Re: Just when you think things are going well...

I really appreciate everyone's advice! Although I don't like to hear that similar things have happened to other people, it does ease some of the embarrassment. Fortunately, the water is high above normal and getting to the slips requires a swim, so no one was around to witness what happened; though I am sure the sound of it was heard for miles!

I used to be a helicopter flight instructor and would always preach to my students that when in doubt, they should go around. If something doesn't seem, feel, or look correct, then peel off, come back around and try again...the only time you have to put the machine on the ground is if the engine is out or it's on fire. Get back underway, breathe, think rationally, and fly the helicopter. Immediately after yesterday's incident I melted my head into my hands and all I could hear were those words. I sure wish I had taken my own advice!

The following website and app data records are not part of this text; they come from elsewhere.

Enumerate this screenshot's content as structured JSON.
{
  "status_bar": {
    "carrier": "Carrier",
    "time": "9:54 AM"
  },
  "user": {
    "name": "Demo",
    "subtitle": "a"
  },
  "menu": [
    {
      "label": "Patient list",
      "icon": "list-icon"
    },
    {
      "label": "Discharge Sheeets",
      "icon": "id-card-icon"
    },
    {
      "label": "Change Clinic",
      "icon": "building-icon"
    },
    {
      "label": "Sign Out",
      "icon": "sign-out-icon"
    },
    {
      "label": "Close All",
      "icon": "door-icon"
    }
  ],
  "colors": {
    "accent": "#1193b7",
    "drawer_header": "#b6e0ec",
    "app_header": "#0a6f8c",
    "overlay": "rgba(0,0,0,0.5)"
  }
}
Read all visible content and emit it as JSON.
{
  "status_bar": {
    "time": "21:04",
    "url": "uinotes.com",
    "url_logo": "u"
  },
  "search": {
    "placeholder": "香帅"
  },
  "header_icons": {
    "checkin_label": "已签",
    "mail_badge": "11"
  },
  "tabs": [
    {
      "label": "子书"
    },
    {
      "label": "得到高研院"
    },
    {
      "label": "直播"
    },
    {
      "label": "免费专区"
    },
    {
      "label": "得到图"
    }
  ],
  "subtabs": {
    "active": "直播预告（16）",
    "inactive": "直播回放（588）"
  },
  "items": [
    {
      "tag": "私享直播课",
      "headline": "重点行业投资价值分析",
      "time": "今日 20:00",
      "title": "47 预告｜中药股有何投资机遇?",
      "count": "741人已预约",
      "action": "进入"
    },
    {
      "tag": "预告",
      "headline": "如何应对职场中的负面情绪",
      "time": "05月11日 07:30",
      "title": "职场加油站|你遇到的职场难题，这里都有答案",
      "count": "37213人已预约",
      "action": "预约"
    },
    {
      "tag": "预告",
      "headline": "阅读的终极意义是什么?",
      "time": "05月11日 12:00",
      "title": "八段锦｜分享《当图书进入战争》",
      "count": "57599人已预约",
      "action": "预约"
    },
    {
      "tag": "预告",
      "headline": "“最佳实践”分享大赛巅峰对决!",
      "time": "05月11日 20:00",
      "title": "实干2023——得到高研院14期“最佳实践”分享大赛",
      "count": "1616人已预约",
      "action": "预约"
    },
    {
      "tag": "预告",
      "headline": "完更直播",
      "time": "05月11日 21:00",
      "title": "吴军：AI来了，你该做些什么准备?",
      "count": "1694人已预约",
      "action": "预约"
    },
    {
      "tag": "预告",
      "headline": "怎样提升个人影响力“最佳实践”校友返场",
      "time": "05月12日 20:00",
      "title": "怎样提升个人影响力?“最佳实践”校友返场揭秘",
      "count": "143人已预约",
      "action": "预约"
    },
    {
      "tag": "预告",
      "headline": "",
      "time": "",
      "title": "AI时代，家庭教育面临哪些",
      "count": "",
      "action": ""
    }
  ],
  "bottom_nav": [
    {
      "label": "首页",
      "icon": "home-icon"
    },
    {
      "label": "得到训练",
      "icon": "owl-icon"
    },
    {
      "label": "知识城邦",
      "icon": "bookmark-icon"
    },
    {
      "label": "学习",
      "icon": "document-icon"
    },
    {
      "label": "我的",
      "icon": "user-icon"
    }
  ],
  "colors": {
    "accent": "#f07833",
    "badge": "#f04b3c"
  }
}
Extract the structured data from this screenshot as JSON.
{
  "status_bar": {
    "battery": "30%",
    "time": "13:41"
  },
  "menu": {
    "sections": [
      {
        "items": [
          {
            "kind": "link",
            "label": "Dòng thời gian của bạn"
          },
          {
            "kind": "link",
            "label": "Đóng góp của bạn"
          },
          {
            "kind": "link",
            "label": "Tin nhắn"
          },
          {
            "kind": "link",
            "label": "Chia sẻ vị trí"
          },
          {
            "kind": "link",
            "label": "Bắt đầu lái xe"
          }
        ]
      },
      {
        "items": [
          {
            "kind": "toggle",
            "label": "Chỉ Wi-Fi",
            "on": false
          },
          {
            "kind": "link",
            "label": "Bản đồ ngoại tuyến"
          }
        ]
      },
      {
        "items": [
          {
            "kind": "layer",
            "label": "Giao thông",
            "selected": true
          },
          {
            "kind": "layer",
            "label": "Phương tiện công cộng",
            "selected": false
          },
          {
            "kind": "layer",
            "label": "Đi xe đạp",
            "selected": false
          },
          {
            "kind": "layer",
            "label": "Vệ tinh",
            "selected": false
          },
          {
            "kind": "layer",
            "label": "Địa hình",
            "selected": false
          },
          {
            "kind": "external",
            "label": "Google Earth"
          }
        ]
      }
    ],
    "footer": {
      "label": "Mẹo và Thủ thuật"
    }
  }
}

Effectively, I lost control of the situation and I think that is what stings. I ended up in a position where the only thing I could do was try to react, and by then it is always too late. I suppose sometimes lessons have to be learned the hard way, and I will now take a much more structured, procedural approach to docking.

Now it's on to the world of fiberglass repair...
__________________
DaBod is offline   Reply With Quote
Old 17-06-2013, 10:18   #15
Registered User
 
SV KeeKoa's Avatar

Join Date: Jun 2013
Location: Flowery Branch, GA
Boat: Morgan 25 / S2 11.0C
Posts: 2
Re: Just when you think things are going well...

You can bleed speed by weaving. Hard over to one side, then as the boat begins to turn hard over to the other side. Repeat. You need room for this though and it takes practice to get the timing right.
__________________

__________________
SV KeeKoa is offline   Reply With Quote
Reply

Thread Tools
Display Modes Rate This Thread
Rate This Thread:

Posting Rules
You may not post new threads
You may not post replies
You may not post attachments
You may not edit your posts

BB code is On
Smilies are On
[IMG] code is On
HTML code is Off
Trackbacks are Off
Pingbacks are Off
Refbacks are Off




Copyright 2002- Social Knowledge, LLC All Rights Reserved.

All times are GMT -7. The time now is 07:43.


Google+
Powered by vBulletin® Version 3.8.8 Beta 1
Copyright ©2000 - 2017, vBulletin Solutions, Inc.
Social Knowledge Networks
Powered by vBulletin® Version 3.8.8 Beta 1
Copyright ©2000 - 2017, vBulletin Solutions, Inc.

ShowCase vBulletin Plugins by Drive Thru Online, Inc.